Excerpts from an interface dataset
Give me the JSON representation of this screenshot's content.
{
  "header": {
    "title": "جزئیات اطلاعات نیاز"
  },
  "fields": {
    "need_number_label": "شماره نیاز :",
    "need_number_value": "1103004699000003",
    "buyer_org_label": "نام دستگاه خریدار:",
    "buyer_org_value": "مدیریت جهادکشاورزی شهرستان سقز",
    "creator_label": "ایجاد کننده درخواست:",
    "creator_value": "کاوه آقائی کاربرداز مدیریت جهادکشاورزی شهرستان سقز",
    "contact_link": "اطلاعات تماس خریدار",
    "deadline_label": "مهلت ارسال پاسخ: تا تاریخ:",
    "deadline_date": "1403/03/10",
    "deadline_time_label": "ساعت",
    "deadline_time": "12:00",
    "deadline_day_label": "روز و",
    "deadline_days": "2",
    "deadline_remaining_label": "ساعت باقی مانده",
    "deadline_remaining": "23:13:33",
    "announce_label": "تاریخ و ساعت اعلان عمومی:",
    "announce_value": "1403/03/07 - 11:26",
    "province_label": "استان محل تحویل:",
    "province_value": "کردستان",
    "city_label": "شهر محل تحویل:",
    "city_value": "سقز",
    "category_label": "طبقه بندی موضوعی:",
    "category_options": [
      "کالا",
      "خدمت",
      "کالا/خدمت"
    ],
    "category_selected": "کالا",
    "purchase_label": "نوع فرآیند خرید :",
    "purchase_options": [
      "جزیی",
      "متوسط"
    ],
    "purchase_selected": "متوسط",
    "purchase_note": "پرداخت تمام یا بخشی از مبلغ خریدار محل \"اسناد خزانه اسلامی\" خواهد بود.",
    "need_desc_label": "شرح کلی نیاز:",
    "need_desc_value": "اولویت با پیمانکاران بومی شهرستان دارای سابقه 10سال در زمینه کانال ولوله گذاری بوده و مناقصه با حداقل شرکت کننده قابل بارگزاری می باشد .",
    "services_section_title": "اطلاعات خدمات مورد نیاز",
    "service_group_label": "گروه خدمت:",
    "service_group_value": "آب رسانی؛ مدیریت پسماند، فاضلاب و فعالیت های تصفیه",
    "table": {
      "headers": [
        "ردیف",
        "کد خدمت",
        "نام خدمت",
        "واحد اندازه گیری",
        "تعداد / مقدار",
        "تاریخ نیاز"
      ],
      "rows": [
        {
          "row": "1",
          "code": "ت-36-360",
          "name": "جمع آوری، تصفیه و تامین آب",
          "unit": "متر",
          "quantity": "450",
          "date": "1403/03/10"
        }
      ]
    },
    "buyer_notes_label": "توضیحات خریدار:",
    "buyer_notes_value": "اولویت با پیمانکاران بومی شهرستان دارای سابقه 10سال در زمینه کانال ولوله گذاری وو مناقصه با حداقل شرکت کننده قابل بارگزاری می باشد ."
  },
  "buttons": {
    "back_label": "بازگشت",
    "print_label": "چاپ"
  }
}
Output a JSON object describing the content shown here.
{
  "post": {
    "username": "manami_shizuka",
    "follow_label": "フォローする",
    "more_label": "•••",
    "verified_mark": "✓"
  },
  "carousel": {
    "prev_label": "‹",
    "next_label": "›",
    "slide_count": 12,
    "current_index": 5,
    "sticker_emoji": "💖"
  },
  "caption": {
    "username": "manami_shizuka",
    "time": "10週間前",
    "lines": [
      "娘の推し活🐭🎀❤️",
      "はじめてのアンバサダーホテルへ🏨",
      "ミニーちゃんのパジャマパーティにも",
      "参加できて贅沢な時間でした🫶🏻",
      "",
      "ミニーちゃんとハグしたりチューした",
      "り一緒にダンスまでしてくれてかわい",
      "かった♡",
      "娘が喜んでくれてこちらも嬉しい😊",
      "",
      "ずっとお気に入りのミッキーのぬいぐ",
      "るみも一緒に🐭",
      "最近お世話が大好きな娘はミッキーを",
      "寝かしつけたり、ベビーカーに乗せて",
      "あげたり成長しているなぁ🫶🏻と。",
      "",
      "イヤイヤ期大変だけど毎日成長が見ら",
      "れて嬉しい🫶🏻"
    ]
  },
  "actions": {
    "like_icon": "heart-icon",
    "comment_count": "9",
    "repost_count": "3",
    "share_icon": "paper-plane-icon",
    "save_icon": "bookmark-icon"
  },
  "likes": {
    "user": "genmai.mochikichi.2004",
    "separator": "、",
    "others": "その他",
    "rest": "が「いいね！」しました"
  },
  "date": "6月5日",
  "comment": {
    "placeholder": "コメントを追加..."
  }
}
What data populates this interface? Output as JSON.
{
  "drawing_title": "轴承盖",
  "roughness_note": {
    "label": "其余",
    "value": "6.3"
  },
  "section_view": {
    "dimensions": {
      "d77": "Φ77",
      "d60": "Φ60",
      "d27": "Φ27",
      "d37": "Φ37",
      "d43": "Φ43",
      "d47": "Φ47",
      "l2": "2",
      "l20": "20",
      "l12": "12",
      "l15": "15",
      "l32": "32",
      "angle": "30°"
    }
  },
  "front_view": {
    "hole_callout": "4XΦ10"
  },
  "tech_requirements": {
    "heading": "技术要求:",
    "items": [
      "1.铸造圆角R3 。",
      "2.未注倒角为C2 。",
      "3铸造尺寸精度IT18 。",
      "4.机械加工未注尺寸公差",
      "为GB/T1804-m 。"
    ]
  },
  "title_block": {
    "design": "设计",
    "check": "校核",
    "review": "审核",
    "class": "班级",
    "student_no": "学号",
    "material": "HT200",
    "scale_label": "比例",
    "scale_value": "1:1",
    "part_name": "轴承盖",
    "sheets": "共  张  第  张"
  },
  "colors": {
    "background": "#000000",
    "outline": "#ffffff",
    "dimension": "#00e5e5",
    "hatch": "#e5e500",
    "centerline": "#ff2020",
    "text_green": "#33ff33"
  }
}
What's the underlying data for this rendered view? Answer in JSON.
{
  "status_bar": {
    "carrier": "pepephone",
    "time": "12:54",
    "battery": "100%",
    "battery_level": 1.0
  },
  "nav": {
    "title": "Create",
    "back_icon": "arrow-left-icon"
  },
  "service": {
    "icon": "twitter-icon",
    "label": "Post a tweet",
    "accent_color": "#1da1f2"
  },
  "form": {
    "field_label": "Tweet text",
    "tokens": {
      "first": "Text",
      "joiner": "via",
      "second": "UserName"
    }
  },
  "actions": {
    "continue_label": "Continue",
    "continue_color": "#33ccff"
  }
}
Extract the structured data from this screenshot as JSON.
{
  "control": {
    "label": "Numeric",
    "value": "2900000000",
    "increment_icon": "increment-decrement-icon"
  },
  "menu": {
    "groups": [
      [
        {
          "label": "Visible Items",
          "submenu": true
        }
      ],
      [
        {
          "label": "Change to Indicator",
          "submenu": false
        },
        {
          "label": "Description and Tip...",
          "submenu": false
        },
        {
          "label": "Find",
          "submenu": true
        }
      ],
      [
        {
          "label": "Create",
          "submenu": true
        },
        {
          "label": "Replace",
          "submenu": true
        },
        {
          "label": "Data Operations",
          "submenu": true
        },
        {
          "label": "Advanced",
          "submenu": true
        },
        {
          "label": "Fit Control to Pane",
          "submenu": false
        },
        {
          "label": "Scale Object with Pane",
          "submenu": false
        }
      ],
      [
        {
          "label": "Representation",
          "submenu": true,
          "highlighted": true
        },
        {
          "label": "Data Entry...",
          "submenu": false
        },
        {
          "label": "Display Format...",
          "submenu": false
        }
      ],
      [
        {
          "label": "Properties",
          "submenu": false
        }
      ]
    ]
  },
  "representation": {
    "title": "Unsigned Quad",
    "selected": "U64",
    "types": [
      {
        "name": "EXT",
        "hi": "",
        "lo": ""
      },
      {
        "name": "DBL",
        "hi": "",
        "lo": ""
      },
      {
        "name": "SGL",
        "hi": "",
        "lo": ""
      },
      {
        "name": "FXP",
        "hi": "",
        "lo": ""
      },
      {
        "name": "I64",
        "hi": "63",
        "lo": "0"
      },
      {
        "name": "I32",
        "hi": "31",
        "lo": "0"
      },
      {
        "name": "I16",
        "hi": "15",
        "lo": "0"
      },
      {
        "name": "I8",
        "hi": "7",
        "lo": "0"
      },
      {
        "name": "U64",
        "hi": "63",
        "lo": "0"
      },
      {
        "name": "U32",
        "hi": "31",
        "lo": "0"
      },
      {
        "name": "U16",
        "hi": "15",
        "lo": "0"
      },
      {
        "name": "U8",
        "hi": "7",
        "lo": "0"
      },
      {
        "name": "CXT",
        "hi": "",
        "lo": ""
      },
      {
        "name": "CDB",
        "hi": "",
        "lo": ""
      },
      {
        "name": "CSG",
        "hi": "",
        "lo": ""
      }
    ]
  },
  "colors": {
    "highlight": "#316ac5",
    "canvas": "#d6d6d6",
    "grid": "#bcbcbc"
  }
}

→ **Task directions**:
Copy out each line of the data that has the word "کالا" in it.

→ **Exercise output**:
      "کالا",
      "کالا/خدمت"
    "category_selected": "کالا",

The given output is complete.